Frost/Nixon is unsatisfying even if, like me, you’re a lifelong aficionado of Nixon-bashing. Morgan makes him out to be a Great White Whale, but when he sat down with Frost, Nixon was already dead in the water—convicted by his own words in White House transcripts to the point where even his Republican allies had long deserted him. And with selective editing, Morgan makes it seem as if Frost got Nixon to admit more than he actually did. The original Watergate interview is now on DVD, and there are self-exculpatory escape clauses in every interminable, circumlocutory utterance. When Frost read aloud from the White House transcripts, Nixon’s eyes darted around as he searched his brain for linguistic loopholes. In Frost/Nixon, Langella’s heavy features move slowly; he seems to be plumbing the depths of his soul and glimpsing, for an instant, the abyss. Alas, the shit that dribbles from Langella’s mouth is still Tricky Dick’s.

Darnell Martin’s Cadillac Records tells the story of Chicago’s Chess Records and the seminal blues artists it launched, among them Muddy Waters, Little Walter, Howlin’ Wolf, Chuck Berry, and Etta James. The film moves swiftly and leaves out details, but that barely matters. The ensemble is stupendous—howlingly great—and the music goes deep. The major themes are beautifully worked out. First recorded in Mississippi by folk historian Alan Lomax, Muddy Waters (Jeffrey Wright) takes his act on the road and winds up in Chicago in the fifties working with Leonard Chess (Adrien Brody), the Polish-Jewish émigré with a fondness for blues and Cadillacs—which he bestows on his successful artists, often in lieu of paychecks. Martin handles Chess’s possible duplicity (as opposed to spaciness) vaguely, but that ends up working for the film: As progressive as he is in collaborating with African-Americans, Chess acts as if they shouldn’t need to worry their little heads about money, which they wouldn’t know how to handle anyway. As they move from the plantation to the recording studio to segregated and then desegregated halls, these artists are at once wildly potent—their music takes people someplace so goood they want to get naked—and infantilized. They act out in different ways, with booze or smack or sex or violence; they’re not yet fully liberated. (There would be many lawsuits to come.)

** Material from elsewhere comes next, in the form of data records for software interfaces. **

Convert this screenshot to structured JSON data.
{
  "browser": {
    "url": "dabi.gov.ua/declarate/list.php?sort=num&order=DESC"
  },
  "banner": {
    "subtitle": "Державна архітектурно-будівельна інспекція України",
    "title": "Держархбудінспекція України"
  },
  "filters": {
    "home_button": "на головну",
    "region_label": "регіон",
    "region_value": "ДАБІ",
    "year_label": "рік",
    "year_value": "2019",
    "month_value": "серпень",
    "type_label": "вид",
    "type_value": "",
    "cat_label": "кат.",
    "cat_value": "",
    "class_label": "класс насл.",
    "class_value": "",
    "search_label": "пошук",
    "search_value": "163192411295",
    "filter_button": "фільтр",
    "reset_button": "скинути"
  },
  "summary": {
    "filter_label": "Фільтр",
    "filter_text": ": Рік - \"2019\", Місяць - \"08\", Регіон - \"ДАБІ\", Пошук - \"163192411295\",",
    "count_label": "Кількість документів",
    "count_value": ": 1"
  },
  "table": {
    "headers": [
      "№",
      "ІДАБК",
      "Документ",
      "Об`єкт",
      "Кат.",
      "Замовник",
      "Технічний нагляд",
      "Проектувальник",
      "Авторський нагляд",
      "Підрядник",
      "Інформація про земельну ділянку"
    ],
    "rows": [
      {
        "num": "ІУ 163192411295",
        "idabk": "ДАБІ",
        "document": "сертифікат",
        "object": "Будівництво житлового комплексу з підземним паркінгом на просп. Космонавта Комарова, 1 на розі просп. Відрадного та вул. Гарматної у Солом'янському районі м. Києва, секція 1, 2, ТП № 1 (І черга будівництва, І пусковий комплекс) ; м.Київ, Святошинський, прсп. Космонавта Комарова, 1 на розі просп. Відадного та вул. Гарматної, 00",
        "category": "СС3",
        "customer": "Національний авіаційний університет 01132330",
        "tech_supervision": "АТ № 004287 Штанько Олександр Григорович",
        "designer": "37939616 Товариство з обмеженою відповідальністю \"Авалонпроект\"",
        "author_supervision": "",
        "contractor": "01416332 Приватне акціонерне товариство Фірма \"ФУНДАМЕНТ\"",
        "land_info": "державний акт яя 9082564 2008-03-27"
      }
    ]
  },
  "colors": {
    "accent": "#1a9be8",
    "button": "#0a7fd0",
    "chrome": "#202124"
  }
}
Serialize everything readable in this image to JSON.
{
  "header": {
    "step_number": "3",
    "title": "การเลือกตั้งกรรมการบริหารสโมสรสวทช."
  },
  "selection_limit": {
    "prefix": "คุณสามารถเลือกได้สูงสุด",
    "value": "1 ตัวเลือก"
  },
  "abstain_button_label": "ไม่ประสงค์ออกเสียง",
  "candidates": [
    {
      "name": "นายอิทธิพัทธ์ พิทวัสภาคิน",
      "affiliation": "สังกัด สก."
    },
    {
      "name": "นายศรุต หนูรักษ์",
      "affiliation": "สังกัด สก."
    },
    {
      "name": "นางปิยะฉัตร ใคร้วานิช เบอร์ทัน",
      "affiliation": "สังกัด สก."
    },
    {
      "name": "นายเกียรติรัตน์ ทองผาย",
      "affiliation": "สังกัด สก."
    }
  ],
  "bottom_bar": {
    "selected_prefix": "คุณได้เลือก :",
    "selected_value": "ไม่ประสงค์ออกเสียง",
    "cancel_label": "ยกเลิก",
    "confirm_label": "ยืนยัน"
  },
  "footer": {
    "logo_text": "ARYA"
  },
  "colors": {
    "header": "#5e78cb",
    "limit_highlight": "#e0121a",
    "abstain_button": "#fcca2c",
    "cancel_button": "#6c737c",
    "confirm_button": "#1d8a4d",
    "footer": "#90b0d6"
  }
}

The framing device (the story is told by Cedric the Entertainer as Willie Dixon) isn’t fresh, and the film isn’t everything it should be visually: The compositions feel hemmed-in, TV-ish, instead of sinuous and febrile. But the soundtrack—a mix of re-creations and originals—takes you places movies rarely go. After a run of bland big-money roles, Wright reminds us what an astounding character actor he is. He does the Brando thing—puffed-out cheeks and a thick tongue, with a staccato mumble. Columbus Short’s Little Walter comes at you with the showboat fury of Walter’s harmonica; Eamonn Walker’s gravel-voiced Howlin’ Wolf is lycanthropically inspired; and if Mos Def’s Chuck Berry isn’t especially Berryish, it’s Mos at his funniest and loopiest. The surprise is Beyoncé Knowles, who is not the gorgeous, self-contained non-actress we’ve come to know but a plush pincushion who can barely contain her resentment. Cadillac Records could be three times as long and wouldn’t spread its miracles too thin.

Directed by Ron Howard.
Universal Pictures. R.

Cadillac Records
Directed by Darnell Martin.
Sony/Tristar. R.

E-mail: filmcritic@newyorkmag.com.

Unholy Alliance